WHAT IS BEING ASKED: Your answer must be an exact copy of the data below, minus any pictures.

(RECORD EXTRACTS Opens)

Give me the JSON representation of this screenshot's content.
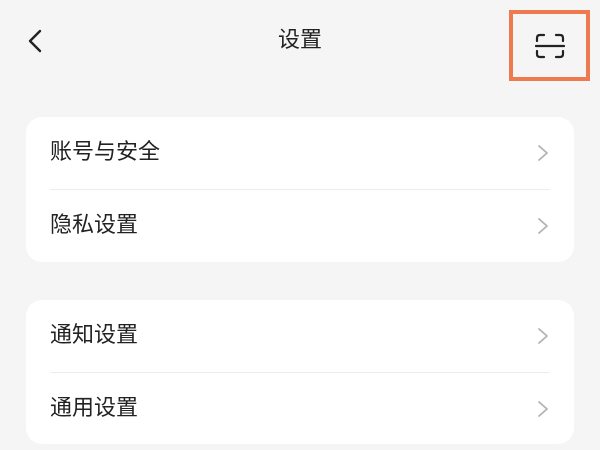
{
  "header": {
    "title": "设置",
    "back_icon": "chevron-left-icon",
    "scan_icon": "scan-icon",
    "highlight_color": "#f07a50"
  },
  "groups": [
    {
      "items": [
        {
          "label": "账号与安全",
          "icon": "chevron-right-icon"
        },
        {
          "label": "隐私设置",
          "icon": "chevron-right-icon"
        }
      ]
    },
    {
      "items": [
        {
          "label": "通知设置",
          "icon": "chevron-right-icon"
        },
        {
          "label": "通用设置",
          "icon": "chevron-right-icon"
        }
      ]
    }
  ]
}
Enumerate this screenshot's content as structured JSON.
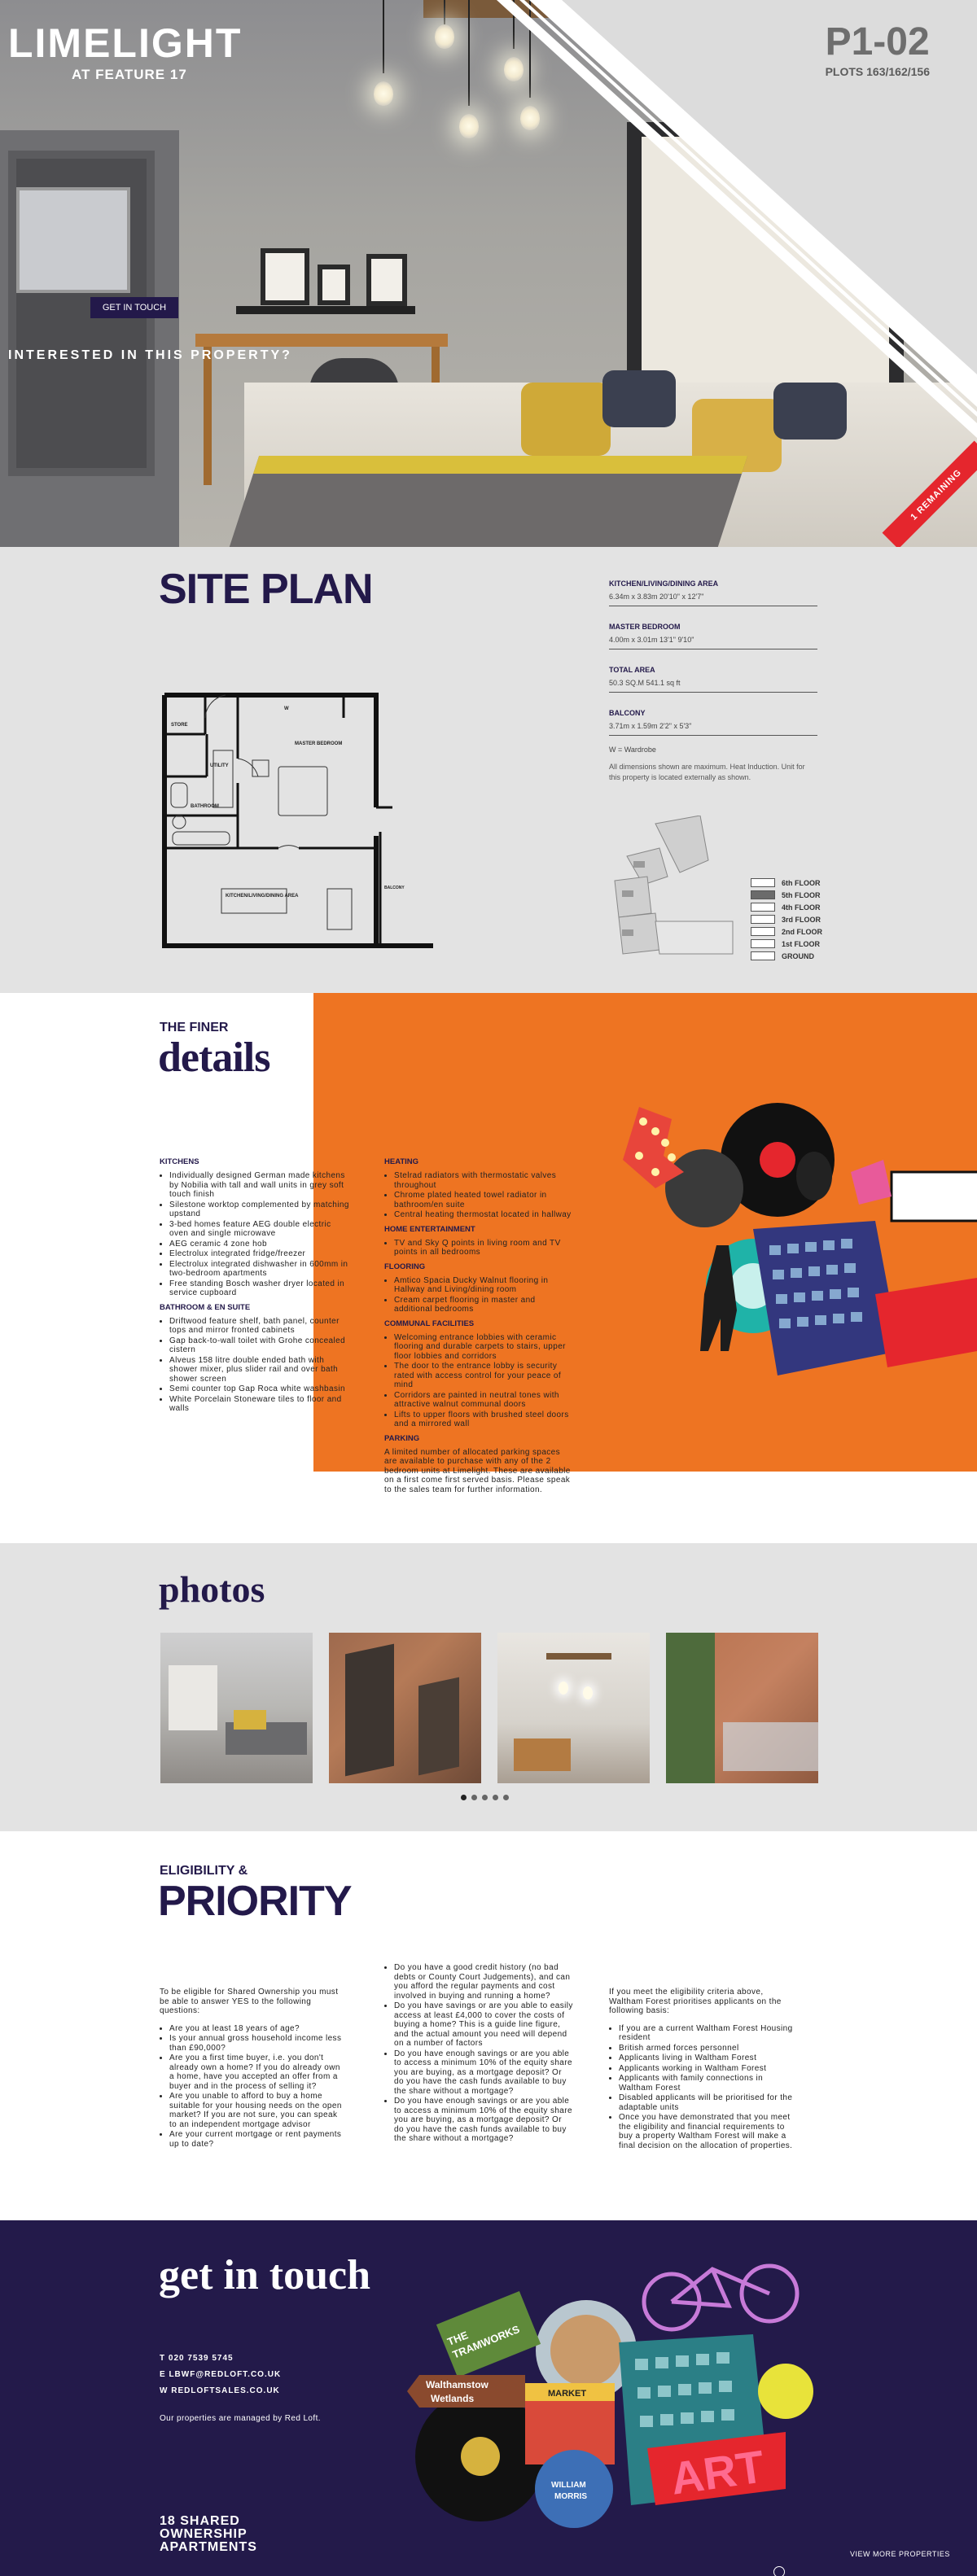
{
  "hero": {
    "logo_main": "LIMELIGHT",
    "logo_sub": "AT FEATURE 17",
    "plot_title": "P1-02",
    "plot_sub": "PLOTS 163/162/156",
    "cta_button": "GET IN TOUCH",
    "cta_text": "INTERESTED IN THIS PROPERTY?",
    "badge": "1 REMAINING"
  },
  "site_plan": {
    "title": "SITE PLAN",
    "specs": [
      {
        "label": "KITCHEN/LIVING/DINING AREA",
        "value": "6.34m x 3.83m 20'10\" x 12'7\""
      },
      {
        "label": "MASTER BEDROOM",
        "value": "4.00m x 3.01m 13'1\" 9'10\""
      },
      {
        "label": "TOTAL AREA",
        "value": "50.3 SQ.M 541.1 sq ft"
      },
      {
        "label": "BALCONY",
        "value": "3.71m x 1.59m 2'2\" x 5'3\""
      }
    ],
    "wardrobe_note": "W = Wardrobe",
    "dimensions_note": "All dimensions shown are maximum. Heat Induction. Unit for this property is located externally as shown.",
    "rooms": {
      "store": "STORE",
      "utility": "UTILITY",
      "bathroom": "BATHROOM",
      "master_bedroom": "MASTER BEDROOM",
      "kitchen": "KITCHEN/LIVING/DINING AREA",
      "balcony": "BALCONY",
      "wardrobe": "W"
    },
    "floors": [
      {
        "label": "6th FLOOR",
        "color": "#ffffff"
      },
      {
        "label": "5th FLOOR",
        "color": "#6b6b6b"
      },
      {
        "label": "4th FLOOR",
        "color": "#ffffff"
      },
      {
        "label": "3rd FLOOR",
        "color": "#ffffff"
      },
      {
        "label": "2nd FLOOR",
        "color": "#ffffff"
      },
      {
        "label": "1st FLOOR",
        "color": "#ffffff"
      },
      {
        "label": "GROUND",
        "color": "#ffffff"
      }
    ]
  },
  "details": {
    "kicker": "THE FINER",
    "title": "details",
    "kitchens_heading": "KITCHENS",
    "kitchens": [
      "Individually designed German made kitchens by Nobilia with tall and wall units in grey soft touch finish",
      "Silestone worktop complemented by matching upstand",
      "3-bed homes feature AEG double electric oven and single microwave",
      "AEG ceramic 4 zone hob",
      "Electrolux integrated fridge/freezer",
      "Electrolux integrated dishwasher in 600mm in two-bedroom apartments",
      "Free standing Bosch washer dryer located in service cupboard"
    ],
    "bathroom_heading": "BATHROOM & EN SUITE",
    "bathroom": [
      "Driftwood feature shelf, bath panel, counter tops and mirror fronted cabinets",
      "Gap back-to-wall toilet with Grohe concealed cistern",
      "Alveus 158 litre double ended bath with shower mixer, plus slider rail and over bath shower screen",
      "Semi counter top Gap Roca white washbasin",
      "White Porcelain Stoneware tiles to floor and walls"
    ],
    "heating_heading": "HEATING",
    "heating": [
      "Stelrad radiators with thermostatic valves throughout",
      "Chrome plated heated towel radiator in bathroom/en suite",
      "Central heating thermostat located in hallway"
    ],
    "home_ent_heading": "HOME ENTERTAINMENT",
    "home_ent": [
      "TV and Sky Q points in living room and TV points in all bedrooms"
    ],
    "flooring_heading": "FLOORING",
    "flooring": [
      "Amtico Spacia Ducky Walnut flooring in Hallway and Living/dining room",
      "Cream carpet flooring in master and additional bedrooms"
    ],
    "communal_heading": "COMMUNAL FACILITIES",
    "communal": [
      "Welcoming entrance lobbies with ceramic flooring and durable carpets to stairs, upper floor lobbies and corridors",
      "The door to the entrance lobby is security rated with access control for your peace of mind",
      "Corridors are painted in neutral tones with attractive walnut communal doors",
      "Lifts to upper floors with brushed steel doors and a mirrored wall"
    ],
    "parking_heading": "PARKING",
    "parking": "A limited number of allocated parking spaces are available to purchase with any of the 2 bedroom units at Limelight. These are available on a first come first served basis. Please speak to the sales team for further information.",
    "collage_colors": {
      "orange": "#ee7422",
      "navy": "#23194a",
      "red": "#e5262d",
      "pink": "#e85a9a"
    }
  },
  "photos": {
    "title": "photos",
    "slides": 5,
    "active_slide": 1
  },
  "eligibility": {
    "kicker": "ELIGIBILITY &",
    "title": "PRIORITY",
    "intro": "To be eligible for Shared Ownership you must be able to answer YES to the following questions:",
    "col1": [
      "Are you at least 18 years of age?",
      "Is your annual gross household income less than £90,000?",
      "Are you a first time buyer, i.e. you don't already own a home? If you do already own a home, have you accepted an offer from a buyer and in the process of selling it?",
      "Are you unable to afford to buy a home suitable for your housing needs on the open market? If you are not sure, you can speak to an independent mortgage advisor",
      "Are your current mortgage or rent payments up to date?"
    ],
    "col2": [
      "Do you have a good credit history (no bad debts or County Court Judgements), and can you afford the regular payments and cost involved in buying and running a home?",
      "Do you have savings or are you able to easily access at least £4,000 to cover the costs of buying a home? This is a guide line figure, and the actual amount you need will depend on a number of factors",
      "Do you have enough savings or are you able to access a minimum 10% of the equity share you are buying, as a mortgage deposit? Or do you have the cash funds available to buy the share without a mortgage?",
      "Do you have enough savings or are you able to access a minimum 10% of the equity share you are buying, as a mortgage deposit? Or do you have the cash funds available to buy the share without a mortgage?"
    ],
    "col3_intro": "If you meet the eligibility criteria above, Waltham Forest prioritises applicants on the following basis:",
    "col3": [
      "If you are a current Waltham Forest Housing resident",
      "British armed forces personnel",
      "Applicants living in Waltham Forest",
      "Applicants working in Waltham Forest",
      "Applicants with family connections in Waltham Forest",
      "Disabled applicants will be prioritised for the adaptable units",
      "Once you have demonstrated that you meet the eligibility and financial requirements to buy a property Waltham Forest will make a final decision on the allocation of properties."
    ]
  },
  "contact": {
    "title": "get in touch",
    "phone": "T 020 7539 5745",
    "email": "E LBWF@REDLOFT.CO.UK",
    "web": "W REDLOFTSALES.CO.UK",
    "managed": "Our properties are managed by Red Loft.",
    "apartments_line1": "18 SHARED",
    "apartments_line2": "OWNERSHIP",
    "apartments_line3": "APARTMENTS",
    "view_more": "VIEW MORE PROPERTIES",
    "collage_signs": {
      "tramworks_1": "THE",
      "tramworks_2": "TRAMWORKS",
      "walthamstow_1": "Walthamstow",
      "walthamstow_2": "Wetlands",
      "market": "MARKET",
      "morris_1": "WILLIAM",
      "morris_2": "MORRIS",
      "art": "ART"
    }
  }
}
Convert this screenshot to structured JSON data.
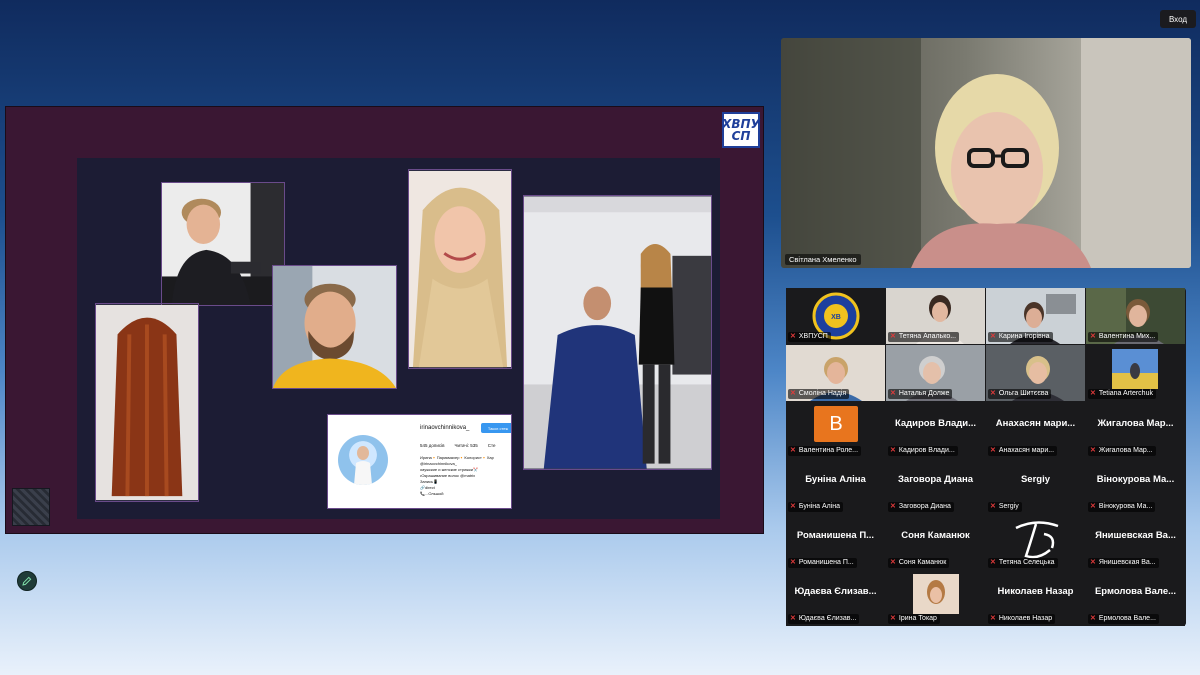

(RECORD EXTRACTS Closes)

ANSWER TO THIS EXERCISE:
Give me the JSON representation of this screenshot's content.
{
  "header": {
    "title": "设置",
    "back_icon": "chevron-left-icon",
    "scan_icon": "scan-icon",
    "highlight_color": "#f07a50"
  },
  "groups": [
    {
      "items": [
        {
          "label": "账号与安全",
          "icon": "chevron-right-icon"
        },
        {
          "label": "隐私设置",
          "icon": "chevron-right-icon"
        }
      ]
    },
    {
      "items": [
        {
          "label": "通知设置",
          "icon": "chevron-right-icon"
        },
        {
          "label": "通用设置",
          "icon": "chevron-right-icon"
        }
      ]
    }
  ]
}
Enumerate this screenshot's content as structured JSON.
{
  "hero": {
    "logo_main": "LIMELIGHT",
    "logo_sub": "AT FEATURE 17",
    "plot_title": "P1-02",
    "plot_sub": "PLOTS 163/162/156",
    "cta_button": "GET IN TOUCH",
    "cta_text": "INTERESTED IN THIS PROPERTY?",
    "badge": "1 REMAINING"
  },
  "site_plan": {
    "title": "SITE PLAN",
    "specs": [
      {
        "label": "KITCHEN/LIVING/DINING AREA",
        "value": "6.34m x 3.83m 20'10\" x 12'7\""
      },
      {
        "label": "MASTER BEDROOM",
        "value": "4.00m x 3.01m 13'1\" 9'10\""
      },
      {
        "label": "TOTAL AREA",
        "value": "50.3 SQ.M 541.1 sq ft"
      },
      {
        "label": "BALCONY",
        "value": "3.71m x 1.59m 2'2\" x 5'3\""
      }
    ],
    "wardrobe_note": "W = Wardrobe",
    "dimensions_note": "All dimensions shown are maximum. Heat Induction. Unit for this property is located externally as shown.",
    "rooms": {
      "store": "STORE",
      "utility": "UTILITY",
      "bathroom": "BATHROOM",
      "master_bedroom": "MASTER BEDROOM",
      "kitchen": "KITCHEN/LIVING/DINING AREA",
      "balcony": "BALCONY",
      "wardrobe": "W"
    },
    "floors": [
      {
        "label": "6th FLOOR",
        "color": "#ffffff"
      },
      {
        "label": "5th FLOOR",
        "color": "#6b6b6b"
      },
      {
        "label": "4th FLOOR",
        "color": "#ffffff"
      },
      {
        "label": "3rd FLOOR",
        "color": "#ffffff"
      },
      {
        "label": "2nd FLOOR",
        "color": "#ffffff"
      },
      {
        "label": "1st FLOOR",
        "color": "#ffffff"
      },
      {
        "label": "GROUND",
        "color": "#ffffff"
      }
    ]
  },
  "details": {
    "kicker": "THE FINER",
    "title": "details",
    "kitchens_heading": "KITCHENS",
    "kitchens": [
      "Individually designed German made kitchens by Nobilia with tall and wall units in grey soft touch finish",
      "Silestone worktop complemented by matching upstand",
      "3-bed homes feature AEG double electric oven and single microwave",
      "AEG ceramic 4 zone hob",
      "Electrolux integrated fridge/freezer",
      "Electrolux integrated dishwasher in 600mm in two-bedroom apartments",
      "Free standing Bosch washer dryer located in service cupboard"
    ],
    "bathroom_heading": "BATHROOM & EN SUITE",
    "bathroom": [
      "Driftwood feature shelf, bath panel, counter tops and mirror fronted cabinets",
      "Gap back-to-wall toilet with Grohe concealed cistern",
      "Alveus 158 litre double ended bath with shower mixer, plus slider rail and over bath shower screen",
      "Semi counter top Gap Roca white washbasin",
      "White Porcelain Stoneware tiles to floor and walls"
    ],
    "heating_heading": "HEATING",
    "heating": [
      "Stelrad radiators with thermostatic valves throughout",
      "Chrome plated heated towel radiator in bathroom/en suite",
      "Central heating thermostat located in hallway"
    ],
    "home_ent_heading": "HOME ENTERTAINMENT",
    "home_ent": [
      "TV and Sky Q points in living room and TV points in all bedrooms"
    ],
    "flooring_heading": "FLOORING",
    "flooring": [
      "Amtico Spacia Ducky Walnut flooring in Hallway and Living/dining room",
      "Cream carpet flooring in master and additional bedrooms"
    ],
    "communal_heading": "COMMUNAL FACILITIES",
    "communal": [
      "Welcoming entrance lobbies with ceramic flooring and durable carpets to stairs, upper floor lobbies and corridors",
      "The door to the entrance lobby is security rated with access control for your peace of mind",
      "Corridors are painted in neutral tones with attractive walnut communal doors",
      "Lifts to upper floors with brushed steel doors and a mirrored wall"
    ],
    "parking_heading": "PARKING",
    "parking": "A limited number of allocated parking spaces are available to purchase with any of the 2 bedroom units at Limelight. These are available on a first come first served basis. Please speak to the sales team for further information.",
    "collage_colors": {
      "orange": "#ee7422",
      "navy": "#23194a",
      "red": "#e5262d",
      "pink": "#e85a9a"
    }
  },
  "photos": {
    "title": "photos",
    "slides": 5,
    "active_slide": 1
  },
  "eligibility": {
    "kicker": "ELIGIBILITY &",
    "title": "PRIORITY",
    "intro": "To be eligible for Shared Ownership you must be able to answer YES to the following questions:",
    "col1": [
      "Are you at least 18 years of age?",
      "Is your annual gross household income less than £90,000?",
      "Are you a first time buyer, i.e. you don't already own a home? If you do already own a home, have you accepted an offer from a buyer and in the process of selling it?",
      "Are you unable to afford to buy a home suitable for your housing needs on the open market? If you are not sure, you can speak to an independent mortgage advisor",
      "Are your current mortgage or rent payments up to date?"
    ],
    "col2": [
      "Do you have a good credit history (no bad debts or County Court Judgements), and can you afford the regular payments and cost involved in buying and running a home?",
      "Do you have savings or are you able to easily access at least £4,000 to cover the costs of buying a home? This is a guide line figure, and the actual amount you need will depend on a number of factors",
      "Do you have enough savings or are you able to access a minimum 10% of the equity share you are buying, as a mortgage deposit? Or do you have the cash funds available to buy the share without a mortgage?",
      "Do you have enough savings or are you able to access a minimum 10% of the equity share you are buying, as a mortgage deposit? Or do you have the cash funds available to buy the share without a mortgage?"
    ],
    "col3_intro": "If you meet the eligibility criteria above, Waltham Forest prioritises applicants on the following basis:",
    "col3": [
      "If you are a current Waltham Forest Housing resident",
      "British armed forces personnel",
      "Applicants living in Waltham Forest",
      "Applicants working in Waltham Forest",
      "Applicants with family connections in Waltham Forest",
      "Disabled applicants will be prioritised for the adaptable units",
      "Once you have demonstrated that you meet the eligibility and financial requirements to buy a property Waltham Forest will make a final decision on the allocation of properties."
    ]
  },
  "contact": {
    "title": "get in touch",
    "phone": "T 020 7539 5745",
    "email": "E LBWF@REDLOFT.CO.UK",
    "web": "W REDLOFTSALES.CO.UK",
    "managed": "Our properties are managed by Red Loft.",
    "apartments_line1": "18 SHARED",
    "apartments_line2": "OWNERSHIP",
    "apartments_line3": "APARTMENTS",
    "view_more": "VIEW MORE PROPERTIES",
    "collage_signs": {
      "tramworks_1": "THE",
      "tramworks_2": "TRAMWORKS",
      "walthamstow_1": "Walthamstow",
      "walthamstow_2": "Wetlands",
      "market": "MARKET",
      "morris_1": "WILLIAM",
      "morris_2": "MORRIS",
      "art": "ART"
    }
  }
}
Convert this screenshot to structured JSON data.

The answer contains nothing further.